Published: 14:48, 15 June 2021
| Updated: 14:49, 15 June 2021
A bid to build a town’s first crematorium appears set to go ahead amid hopes it will cut journeys for mourners by at least 25 minutes.
Westerleigh Group wants to erect the building, along with a 98-seat chapel and waiting room, on a 14-acre plot of farmland off Bullockstone Road in Herne Bay.
The proposals have moved a step closer to receiving the green light after Canterbury City Council officers recommended the scheme be granted ahead of Tuesday’s planning committee meeting.
And should it be voted through, it will mean grieving families will no longer have to venture to Barham or Margate for services.
Papers produced by Westerleigh say: “A large population in the north of the Canterbury district, around Herne Bay and Whitstable, is not served by a crematorium within the ideal 30-minute cortege drive time.
“The location of the proposal site would be the nearest accessible crematorium for about 108,000 people and would be within 30 minutes for the first time to a population of 89,000 people.
“When considered against the context of a rising population and increasing death rate the additional capacity in the Herne Bay and Whitstable area becomes increasingly important.”
Westerleigh, which runs 34 sites nationwide, estimates that it takes almost an hour for a cortege travel from Herne Bay to Barham and more than 40 minutes to arrive in Margate.

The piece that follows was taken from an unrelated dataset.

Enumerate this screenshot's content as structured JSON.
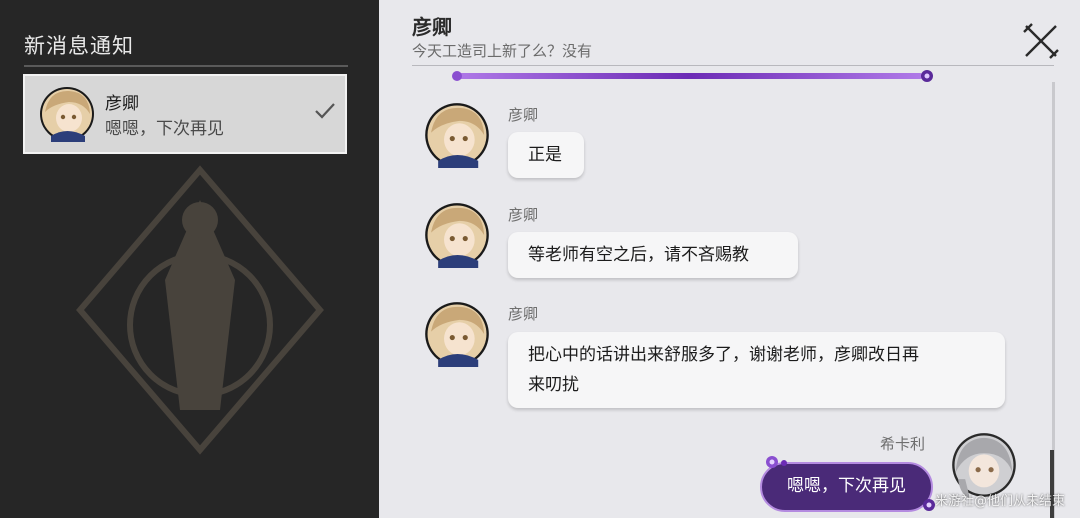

Bosses also say the scheme will reduce funeral capacity issues currently affecting residents in the Canterbury, Thanet and Dover districts.
CEO Roger Mclaughlan said: “There is a compelling need for additional crematoria capacity in this area.”

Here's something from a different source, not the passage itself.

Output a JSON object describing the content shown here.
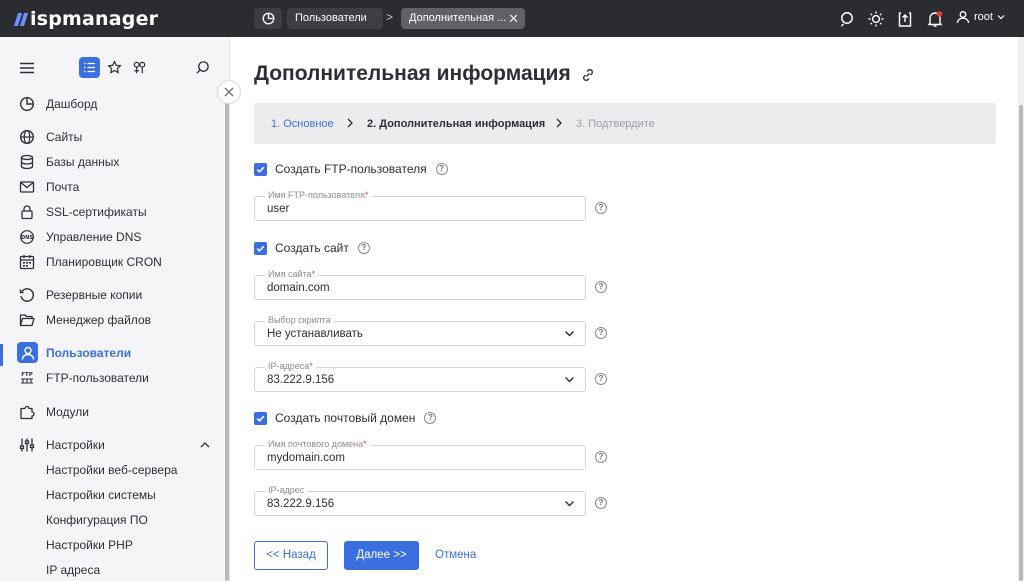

Writing online, John Wells, who runs Beltinge and District Funeral Services, argued the facility will ease the grieving process for bereaved family members.
He explained: “During the winter months, Barham and Thanet crematoria become very busy.
“Families stress as they have to wait several weeks before a funeral date and time is available.
“A crematorium at Herne Bay would give people an additional choice for the area and would mean families will not have to wait as long for a funeral, which would be far better for their grieving process.”
Documents show the site will also have memorial gardens and an 85-bay car park.
In a report penned by council planners, they maintain “there is a need for an additional crematorium within the district”.
This is despite plans for a similar £6 million project just 10 miles away in Hernhill being approved last month – which developer Memoria says will provide services for about 74,000 people.
Three objections have been lodged against the Herne Bay proposal in total, with critics raising concerns about its potential impact on neighbouring properties and traffic in the area.